Where data followed a normal distribution (checked by Kolmogorov-Smirnov test), experimental groups were compared with a two-tailed Student's t test. Otherwise, a two-tailed Mann-Whitney test was used. p-values of <0.05 were considered significant.
We thank A. Annoni, S. Gregori, L. Passerini, E. Hauben, and S. Valitutti for helpful discussion; A. Palini for expertise in FACS sorting; K.A. Siminovitch for providing the WAS−/− mouse strain; and M. Ponzoni for expert analysis of histological sections. We are grateful to Lucia D. Notarangelo and G. Lefranc for providing blood samples. Finally, we thank S.B. Snapper, M. Maillard, and V. Cotta-de-Almeida for sharing results before publication.

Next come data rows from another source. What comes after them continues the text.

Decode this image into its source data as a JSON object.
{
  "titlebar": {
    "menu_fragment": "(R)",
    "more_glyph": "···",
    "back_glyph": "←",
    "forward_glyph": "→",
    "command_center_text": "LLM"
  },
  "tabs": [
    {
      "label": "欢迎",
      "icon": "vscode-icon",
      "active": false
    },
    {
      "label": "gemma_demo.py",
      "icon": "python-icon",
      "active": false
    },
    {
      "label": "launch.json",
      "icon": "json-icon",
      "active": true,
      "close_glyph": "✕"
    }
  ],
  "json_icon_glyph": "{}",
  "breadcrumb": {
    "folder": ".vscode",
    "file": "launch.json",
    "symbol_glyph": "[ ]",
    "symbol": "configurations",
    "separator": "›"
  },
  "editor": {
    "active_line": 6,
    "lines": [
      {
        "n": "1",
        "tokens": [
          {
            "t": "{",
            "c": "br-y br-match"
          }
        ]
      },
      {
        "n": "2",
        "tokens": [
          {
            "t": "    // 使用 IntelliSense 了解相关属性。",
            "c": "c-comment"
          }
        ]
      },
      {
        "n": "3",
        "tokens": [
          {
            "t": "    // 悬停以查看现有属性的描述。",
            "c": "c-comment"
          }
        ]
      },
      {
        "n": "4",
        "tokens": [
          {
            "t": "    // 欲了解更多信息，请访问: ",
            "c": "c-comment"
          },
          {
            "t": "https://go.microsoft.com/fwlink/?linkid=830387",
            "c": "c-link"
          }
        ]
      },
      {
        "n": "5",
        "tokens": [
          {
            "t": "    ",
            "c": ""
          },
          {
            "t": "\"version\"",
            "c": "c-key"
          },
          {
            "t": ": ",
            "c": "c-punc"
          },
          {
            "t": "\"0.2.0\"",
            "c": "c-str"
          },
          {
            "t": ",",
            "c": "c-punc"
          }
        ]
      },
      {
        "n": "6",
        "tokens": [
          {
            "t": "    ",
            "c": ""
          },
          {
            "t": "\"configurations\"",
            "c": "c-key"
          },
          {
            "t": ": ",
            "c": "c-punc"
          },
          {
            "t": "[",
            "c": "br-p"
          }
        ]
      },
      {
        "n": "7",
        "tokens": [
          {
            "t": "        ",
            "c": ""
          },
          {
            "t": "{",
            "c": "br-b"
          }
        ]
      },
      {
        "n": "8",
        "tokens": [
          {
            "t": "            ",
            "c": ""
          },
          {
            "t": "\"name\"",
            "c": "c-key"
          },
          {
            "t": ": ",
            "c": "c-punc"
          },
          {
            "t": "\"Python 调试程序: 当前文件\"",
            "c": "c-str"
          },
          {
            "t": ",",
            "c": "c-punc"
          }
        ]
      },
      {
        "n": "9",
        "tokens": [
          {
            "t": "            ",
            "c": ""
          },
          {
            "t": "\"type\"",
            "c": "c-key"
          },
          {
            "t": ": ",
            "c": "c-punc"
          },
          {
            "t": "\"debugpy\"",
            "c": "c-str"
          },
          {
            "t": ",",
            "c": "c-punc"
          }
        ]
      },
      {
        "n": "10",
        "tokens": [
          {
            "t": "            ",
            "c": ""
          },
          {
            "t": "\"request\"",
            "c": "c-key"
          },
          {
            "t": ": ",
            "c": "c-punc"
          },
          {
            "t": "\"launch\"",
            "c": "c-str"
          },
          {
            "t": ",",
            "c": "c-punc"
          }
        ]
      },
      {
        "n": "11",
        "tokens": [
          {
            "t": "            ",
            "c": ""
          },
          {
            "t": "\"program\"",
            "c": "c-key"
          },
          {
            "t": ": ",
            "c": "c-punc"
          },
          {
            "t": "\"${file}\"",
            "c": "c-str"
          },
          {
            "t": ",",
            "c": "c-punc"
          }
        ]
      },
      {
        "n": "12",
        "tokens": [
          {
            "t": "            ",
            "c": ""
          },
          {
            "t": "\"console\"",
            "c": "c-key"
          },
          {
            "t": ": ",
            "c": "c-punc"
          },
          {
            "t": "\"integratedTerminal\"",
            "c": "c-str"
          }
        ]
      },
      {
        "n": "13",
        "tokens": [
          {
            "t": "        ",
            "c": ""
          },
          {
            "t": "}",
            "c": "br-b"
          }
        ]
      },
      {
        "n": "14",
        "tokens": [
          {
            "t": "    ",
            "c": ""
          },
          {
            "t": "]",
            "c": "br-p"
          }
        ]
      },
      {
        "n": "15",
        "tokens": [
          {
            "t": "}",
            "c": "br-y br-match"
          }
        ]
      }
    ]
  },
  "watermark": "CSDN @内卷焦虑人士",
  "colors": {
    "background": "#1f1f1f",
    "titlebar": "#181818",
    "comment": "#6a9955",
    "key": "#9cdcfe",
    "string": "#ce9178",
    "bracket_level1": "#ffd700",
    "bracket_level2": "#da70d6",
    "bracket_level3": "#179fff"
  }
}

This work was supported by grants from the Italian Telethon and Fondo per gli investimenti della Ricerca di Base (FIRB) (to M.-G. Roncarolo and L. Dupré).
The authors have no conflicting financial interests.
Abbreviations used: HD, healthy donor; MFI, mean fluorescence intensity; nTreg, CD4+CD25+FOXP3+ natural regulatory T; WAS, Wiskott-Aldrich syndrome; WASP, WAS protein.
L. Dupré's present address is INSERM U563, Purpan University Hospital, 31024 Toulouse Cedex 3, France.